We've all heard of house flipping, the popular trend of buying houses at low prices, fixing them up and selling them for a handsome profit. You may have even watched one of the many TV shows about house flipping. It doesn't seem like a bad thing when you watch them transform a crumbling house into something livable, does it?

In reality, however, house flipping can have serious consequences for homeowners, renters and entire neighborhoods. A recent report by the Center for NYC Neighborhoods shows that in New York City, these real estate investors are targeting some of the city's most affordable neighborhoods.

When flippers buy up affordable housing at low prices and sell it for much more, they contribute to gentrification of the neighborhood. Once an affordable neighborhood is gentrified, many of its residents may no longer be able to afford to live there.

How does this affect renters?

Displacement of a neighborhood's residents does not just apply to homeowners. People who rent housing are also affected by house flipping. The Center for NYC Neighborhoods report says that renters in homes with one to four units are in danger. These people often have some of the "most affordable rents in the city." When those properties are flipped, the residents are at risk for losing their lease to someone who can pay much more in rent.

One of the primary findings of the report is that flipping considerably reduced the city's affordable housing supply in 2017. Last year, real estate investors bought 38 percent of houses selling at prices that were affordable for middle- and working-class people, causing a significant reduction of the affordable housing stock.

In East New York, for example, three-bedroom apartments in one- to four-unit houses had a median rent of $1,530. Recently flipped homes in the same area are charging a median rent of $2,200.

Where is this happening?

House flipping can happen anywhere, and while it was prevalent in Manhattan, flippers have begun to move into other areas, including East New York, Cypress Hills, Canarsie, East Flatbush, Jamaica, Queens and Queens Village, Hollis and Williamsbridge. These neighborhoods endured the largest amount of flipping in 2017.
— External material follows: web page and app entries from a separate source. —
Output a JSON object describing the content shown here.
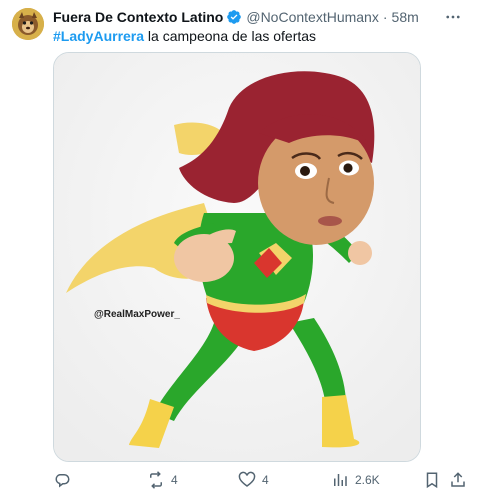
{
  "tweet": {
    "display_name": "Fuera De Contexto Latino",
    "handle": "@NoContextHumanx",
    "separator": "·",
    "time": "58m",
    "hashtag": "#LadyAurrera",
    "text": " la campeona de las ofertas",
    "image_watermark": "@RealMaxPower_",
    "replies": "",
    "retweets": "4",
    "likes": "4",
    "views": "2.6K"
  },
  "colors": {
    "accent": "#1d9bf0",
    "muted": "#536471",
    "verified": "#1d9bf0",
    "suit_green": "#2aa72b",
    "cape_yellow": "#f3d46a",
    "belt_red": "#d9362e"
  },
  "icons": [
    "more-icon",
    "verified-badge-icon",
    "reply-icon",
    "retweet-icon",
    "like-icon",
    "views-icon",
    "bookmark-icon",
    "share-icon"
  ]
}
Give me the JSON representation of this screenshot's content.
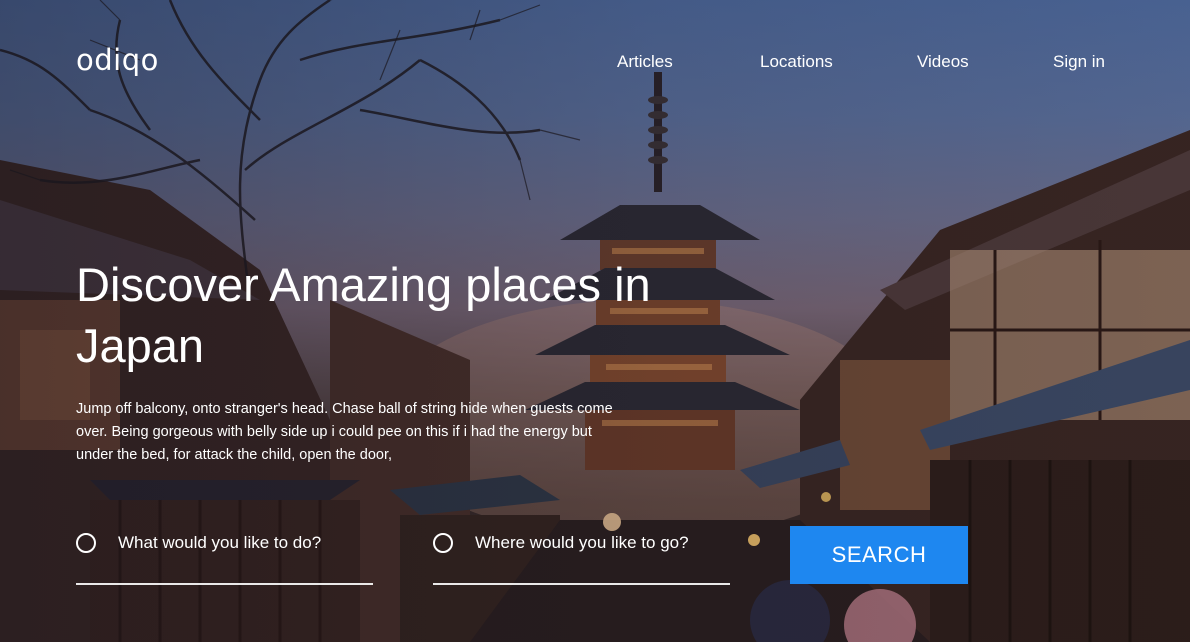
{
  "brand": {
    "logo": "odiqo"
  },
  "nav": {
    "items": [
      {
        "label": "Articles"
      },
      {
        "label": "Locations"
      },
      {
        "label": "Videos"
      },
      {
        "label": "Sign in"
      }
    ]
  },
  "hero": {
    "headline": "Discover Amazing places in Japan",
    "description": "Jump off balcony, onto stranger's head. Chase ball of string hide when guests come over. Being gorgeous with belly side up i could pee on this if i had the energy but under the bed, for attack the child, open the door,"
  },
  "search": {
    "activity_placeholder": "What would you like to do?",
    "location_placeholder": "Where would you like to go?",
    "button_label": "SEARCH"
  },
  "colors": {
    "accent": "#1e87f0",
    "text": "#ffffff"
  }
}
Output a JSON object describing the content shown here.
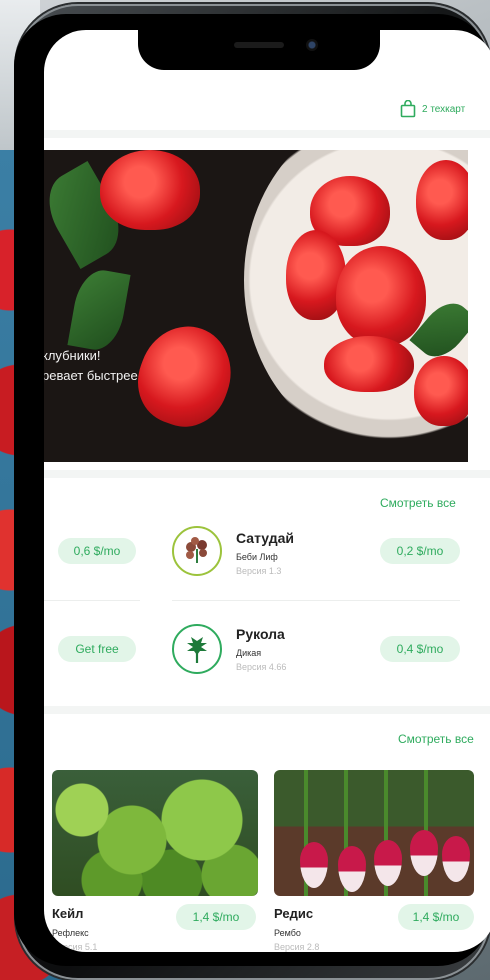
{
  "header": {
    "cart_label": "2 техкарт",
    "cart_icon": "shopping-bag-icon"
  },
  "hero": {
    "line1": "клубники!",
    "line2": "ревает быстрее"
  },
  "techcards": {
    "see_all": "Смотреть все",
    "items": [
      {
        "name": "",
        "variety": "",
        "version": "",
        "price": "0,6 $/mo"
      },
      {
        "name": "Сатудай",
        "variety": "Беби Лиф",
        "version": "Версия 1.3",
        "price": "0,2 $/mo",
        "icon": "lettuce-icon"
      },
      {
        "name": "",
        "variety": "",
        "version": "",
        "price": "Get free"
      },
      {
        "name": "Рукола",
        "variety": "Дикая",
        "version": "Версия 4.66",
        "price": "0,4 $/mo",
        "icon": "arugula-icon"
      }
    ]
  },
  "products": {
    "see_all": "Смотреть все",
    "cards": [
      {
        "name": "Кейл",
        "variety": "Рефлекс",
        "version": "Версия 5.1",
        "price": "1,4 $/mo"
      },
      {
        "name": "Редис",
        "variety": "Рембо",
        "version": "Версия 2.8",
        "price": "1,4 $/mo"
      }
    ]
  },
  "colors": {
    "accent": "#2fab5e",
    "pill_bg": "#e2f5e8"
  }
}
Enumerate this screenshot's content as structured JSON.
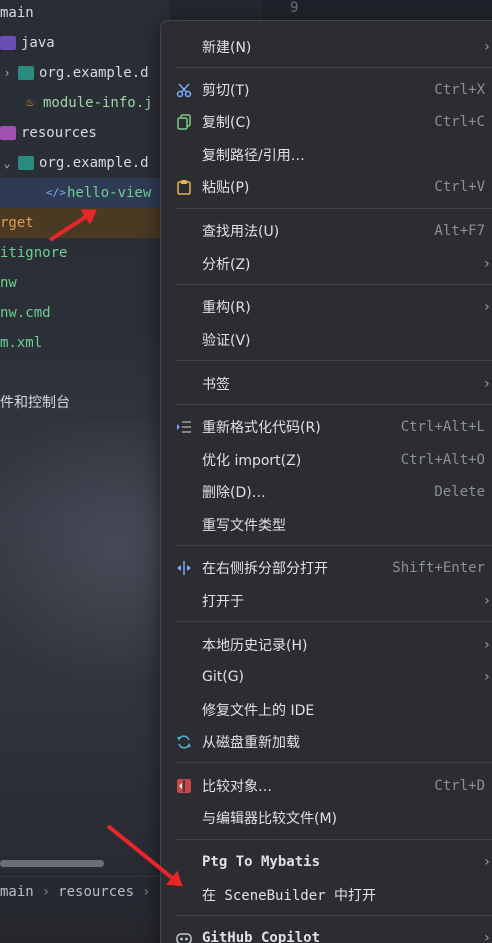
{
  "tree": {
    "items": [
      {
        "label": "main"
      },
      {
        "label": "java"
      },
      {
        "label": "org.example.d"
      },
      {
        "label": "module-info.j"
      },
      {
        "label": "resources"
      },
      {
        "label": "org.example.d"
      },
      {
        "label": "hello-view"
      },
      {
        "label": "rget"
      },
      {
        "label": "itignore"
      },
      {
        "label": "nw"
      },
      {
        "label": "nw.cmd"
      },
      {
        "label": "m.xml"
      },
      {
        "label": "件和控制台"
      }
    ]
  },
  "editor": {
    "line_number": "9"
  },
  "breadcrumb": {
    "items": [
      "main",
      "resources"
    ]
  },
  "menu": {
    "items": [
      {
        "label": "新建(N)",
        "shortcut": "",
        "submenu": true
      },
      {
        "label": "剪切(T)",
        "shortcut": "Ctrl+X"
      },
      {
        "label": "复制(C)",
        "shortcut": "Ctrl+C"
      },
      {
        "label": "复制路径/引用…",
        "shortcut": ""
      },
      {
        "label": "粘贴(P)",
        "shortcut": "Ctrl+V"
      },
      {
        "label": "查找用法(U)",
        "shortcut": "Alt+F7"
      },
      {
        "label": "分析(Z)",
        "shortcut": "",
        "submenu": true
      },
      {
        "label": "重构(R)",
        "shortcut": "",
        "submenu": true
      },
      {
        "label": "验证(V)",
        "shortcut": ""
      },
      {
        "label": "书签",
        "shortcut": "",
        "submenu": true
      },
      {
        "label": "重新格式化代码(R)",
        "shortcut": "Ctrl+Alt+L"
      },
      {
        "label": "优化 import(Z)",
        "shortcut": "Ctrl+Alt+O"
      },
      {
        "label": "删除(D)…",
        "shortcut": "Delete"
      },
      {
        "label": "重写文件类型",
        "shortcut": ""
      },
      {
        "label": "在右侧拆分部分打开",
        "shortcut": "Shift+Enter"
      },
      {
        "label": "打开于",
        "shortcut": "",
        "submenu": true
      },
      {
        "label": "本地历史记录(H)",
        "shortcut": "",
        "submenu": true
      },
      {
        "label": "Git(G)",
        "shortcut": "",
        "submenu": true
      },
      {
        "label": "修复文件上的 IDE",
        "shortcut": ""
      },
      {
        "label": "从磁盘重新加载",
        "shortcut": ""
      },
      {
        "label": "比较对象…",
        "shortcut": "Ctrl+D"
      },
      {
        "label": "与编辑器比较文件(M)",
        "shortcut": ""
      },
      {
        "label": "Ptg To Mybatis",
        "shortcut": "",
        "submenu": true
      },
      {
        "label": "在 SceneBuilder 中打开",
        "shortcut": ""
      },
      {
        "label": "GitHub Copilot",
        "shortcut": "",
        "submenu": true
      }
    ],
    "submenu_glyph": "›"
  },
  "colors": {
    "menu_bg": "#2b2d30",
    "accent_arrow": "#e8262a",
    "selected_row": "#2f3b55"
  }
}
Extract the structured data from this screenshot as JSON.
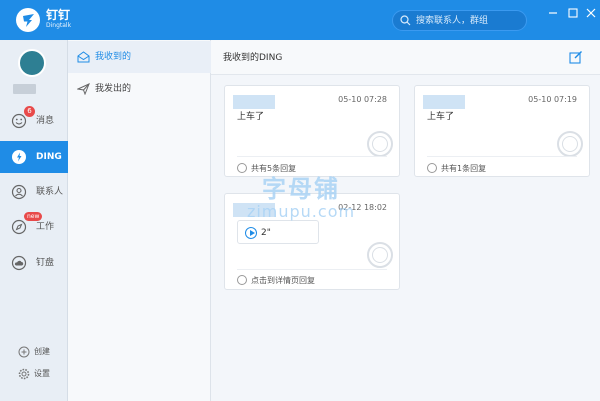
{
  "app": {
    "name": "钉钉",
    "subtitle": "Dingtalk"
  },
  "search": {
    "placeholder": "搜索联系人，群组"
  },
  "nav": {
    "items": [
      {
        "label": "消息",
        "badge": "6"
      },
      {
        "label": "DING"
      },
      {
        "label": "联系人"
      },
      {
        "label": "工作",
        "badge": "new"
      },
      {
        "label": "钉盘"
      }
    ],
    "bottom": [
      {
        "label": "创建"
      },
      {
        "label": "设置"
      }
    ]
  },
  "subnav": {
    "items": [
      {
        "label": "我收到的"
      },
      {
        "label": "我发出的"
      }
    ]
  },
  "main": {
    "title": "我收到的DING",
    "cards": [
      {
        "time": "05-10 07:28",
        "content": "上车了",
        "reply": "共有5条回复"
      },
      {
        "time": "05-10 07:19",
        "content": "上车了",
        "reply": "共有1条回复"
      },
      {
        "time": "02-12 18:02",
        "voice": "2\"",
        "reply": "点击到详情页回复"
      }
    ]
  },
  "watermark": {
    "cn": "字母铺",
    "en": "zimupu.com"
  },
  "colors": {
    "accent": "#1f8ce6",
    "badge": "#e84a4a"
  }
}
If you're thinking of moving, give yourself plenty of time and be aware that you may encounter far less affordable housing in traditionally affordable neighborhoods.